Judy and I started out together on what was a gorgeous stretch of trail, showcasing lots of pines and palmetto. But she turned back after 30 minutes to get the car and move it up the trail. I forged on ahead.
Unfortunately, the next part of the trail had been burned; smoke was still coming out from one hole. I imagine it was some kind of prescribed burn. Actually, it was beautiful in its own way – the inky black ground around the trees, with the trail a little ribbon of light. This section ended around Rodman Reservoir, a beautiful body of water complete with osprey nests.
Putting Lake Delancy Behind Us
Judy and I hiked a little road section here near the Rodman Dam. There were all sorts of large tree trunks clustered on one end of the reservoir that reminded me of the trees/logs we saw last summer in lakes around Mount St. Helens. In those lakes, the trees in the water were from the famous volcano eruption back in the 1980s. Incredible! Well, we later learned these Rodman dam logs were from the devastation of a hurricane – Hurricane Matthew, I think it was.
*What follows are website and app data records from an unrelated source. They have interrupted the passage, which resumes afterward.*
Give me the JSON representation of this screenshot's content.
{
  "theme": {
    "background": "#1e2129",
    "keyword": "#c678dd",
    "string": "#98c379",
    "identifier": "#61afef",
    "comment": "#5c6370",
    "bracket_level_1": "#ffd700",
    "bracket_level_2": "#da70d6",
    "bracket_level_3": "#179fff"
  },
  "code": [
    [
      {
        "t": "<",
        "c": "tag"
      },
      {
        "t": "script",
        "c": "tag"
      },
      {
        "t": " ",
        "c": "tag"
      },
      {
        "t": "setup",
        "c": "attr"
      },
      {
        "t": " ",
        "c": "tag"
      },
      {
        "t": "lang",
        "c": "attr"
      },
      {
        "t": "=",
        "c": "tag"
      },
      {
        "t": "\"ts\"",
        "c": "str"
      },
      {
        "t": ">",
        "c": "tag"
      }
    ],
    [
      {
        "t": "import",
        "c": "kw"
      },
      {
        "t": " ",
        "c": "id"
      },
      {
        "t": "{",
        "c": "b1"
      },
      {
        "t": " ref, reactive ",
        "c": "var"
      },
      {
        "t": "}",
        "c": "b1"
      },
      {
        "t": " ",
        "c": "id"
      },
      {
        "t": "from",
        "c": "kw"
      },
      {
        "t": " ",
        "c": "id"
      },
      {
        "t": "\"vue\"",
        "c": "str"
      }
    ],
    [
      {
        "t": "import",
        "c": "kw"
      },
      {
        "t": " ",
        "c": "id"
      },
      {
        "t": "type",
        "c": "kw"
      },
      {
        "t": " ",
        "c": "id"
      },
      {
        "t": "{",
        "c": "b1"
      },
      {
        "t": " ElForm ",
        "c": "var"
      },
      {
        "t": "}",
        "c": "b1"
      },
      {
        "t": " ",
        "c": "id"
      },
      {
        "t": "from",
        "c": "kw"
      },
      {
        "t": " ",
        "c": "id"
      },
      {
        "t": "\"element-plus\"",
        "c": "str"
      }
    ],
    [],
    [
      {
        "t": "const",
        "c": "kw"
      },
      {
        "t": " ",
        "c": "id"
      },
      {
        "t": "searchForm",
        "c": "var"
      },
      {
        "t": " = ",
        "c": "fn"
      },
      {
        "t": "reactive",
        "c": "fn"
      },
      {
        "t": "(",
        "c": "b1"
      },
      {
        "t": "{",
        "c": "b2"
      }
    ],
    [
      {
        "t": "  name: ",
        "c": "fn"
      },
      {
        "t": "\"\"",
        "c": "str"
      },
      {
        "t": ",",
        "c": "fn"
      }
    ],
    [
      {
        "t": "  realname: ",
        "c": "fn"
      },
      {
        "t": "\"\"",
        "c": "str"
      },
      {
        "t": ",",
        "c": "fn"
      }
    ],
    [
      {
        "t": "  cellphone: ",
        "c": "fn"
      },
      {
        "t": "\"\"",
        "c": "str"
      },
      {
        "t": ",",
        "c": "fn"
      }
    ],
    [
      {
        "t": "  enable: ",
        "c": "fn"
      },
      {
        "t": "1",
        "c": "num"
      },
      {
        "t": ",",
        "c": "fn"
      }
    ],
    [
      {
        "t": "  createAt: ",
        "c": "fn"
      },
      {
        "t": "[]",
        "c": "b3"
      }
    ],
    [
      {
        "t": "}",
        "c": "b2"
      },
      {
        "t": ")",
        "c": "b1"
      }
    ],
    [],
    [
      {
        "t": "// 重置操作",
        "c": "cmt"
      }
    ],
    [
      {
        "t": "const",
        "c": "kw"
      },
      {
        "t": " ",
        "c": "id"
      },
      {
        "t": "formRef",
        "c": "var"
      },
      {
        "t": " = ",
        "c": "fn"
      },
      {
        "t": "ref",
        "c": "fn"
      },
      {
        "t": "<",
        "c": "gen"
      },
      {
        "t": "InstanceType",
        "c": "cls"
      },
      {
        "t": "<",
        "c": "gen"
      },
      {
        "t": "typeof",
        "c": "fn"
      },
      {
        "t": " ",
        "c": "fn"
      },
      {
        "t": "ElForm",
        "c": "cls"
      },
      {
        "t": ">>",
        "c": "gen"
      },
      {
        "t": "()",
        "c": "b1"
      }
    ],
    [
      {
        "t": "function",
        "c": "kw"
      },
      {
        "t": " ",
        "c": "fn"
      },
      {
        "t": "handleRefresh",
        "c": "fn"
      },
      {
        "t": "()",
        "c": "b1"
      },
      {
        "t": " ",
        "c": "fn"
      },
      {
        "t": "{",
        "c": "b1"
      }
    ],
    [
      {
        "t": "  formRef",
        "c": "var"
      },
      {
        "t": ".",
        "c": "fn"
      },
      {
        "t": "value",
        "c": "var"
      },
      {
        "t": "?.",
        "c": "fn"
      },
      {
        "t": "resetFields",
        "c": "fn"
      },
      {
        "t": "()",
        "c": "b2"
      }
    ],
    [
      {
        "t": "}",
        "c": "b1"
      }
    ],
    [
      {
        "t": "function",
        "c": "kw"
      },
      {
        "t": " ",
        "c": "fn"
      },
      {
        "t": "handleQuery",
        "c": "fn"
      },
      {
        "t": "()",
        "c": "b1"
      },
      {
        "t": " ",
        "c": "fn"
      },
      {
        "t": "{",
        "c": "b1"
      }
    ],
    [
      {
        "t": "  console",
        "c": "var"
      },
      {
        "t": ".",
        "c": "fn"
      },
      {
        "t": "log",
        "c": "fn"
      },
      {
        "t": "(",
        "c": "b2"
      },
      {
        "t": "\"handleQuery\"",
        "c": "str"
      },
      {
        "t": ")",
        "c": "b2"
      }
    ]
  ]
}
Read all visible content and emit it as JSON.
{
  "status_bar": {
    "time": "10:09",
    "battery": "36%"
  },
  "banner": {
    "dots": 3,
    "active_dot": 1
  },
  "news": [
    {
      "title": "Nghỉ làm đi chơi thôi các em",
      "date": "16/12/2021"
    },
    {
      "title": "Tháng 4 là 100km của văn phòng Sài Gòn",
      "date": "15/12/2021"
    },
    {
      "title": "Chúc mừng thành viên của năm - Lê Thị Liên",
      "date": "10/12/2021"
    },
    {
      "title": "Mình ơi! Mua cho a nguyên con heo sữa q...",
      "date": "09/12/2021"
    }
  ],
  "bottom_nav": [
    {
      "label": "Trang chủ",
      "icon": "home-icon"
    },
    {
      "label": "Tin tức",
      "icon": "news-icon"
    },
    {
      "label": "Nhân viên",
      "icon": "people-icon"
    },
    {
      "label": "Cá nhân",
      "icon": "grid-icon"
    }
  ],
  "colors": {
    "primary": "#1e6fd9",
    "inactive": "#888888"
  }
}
After hiking around the dam, Judy drove ahead to Buckman Lock while I continued on. We had learned from Late Start’s trail journal that the locktender at Buckman Lock is a man named Arthur. We met Arthur, who told us the story behind the trees in the Rodman Reservoir. He also said there are lots of manatees that pass through the locks, so they leave them open at night so the animals don’t get stuck. Unfortunately, no manatees were around when we were there, nor any boats going through the lock.
A Really Long Boardwalk Crossing
Later, in the afternoon, I hiked through an area near Caravelle Ranch. It was very sandy, and I got a lot in my shoes. Ugh. There was also an area where people dumped trash. Sad.
After that, the trail was phenomenal, especially the area through Rice Creek Sanctuary. It was this beautiful, woodsy area filled with hardwood, but also all of these tropical plants like palmetto and palms. I also crossed lots of boardwalk, including the Hoffman Crossing, an 1,886-foot boardwalk!
Looking forward to what tomorrow brings!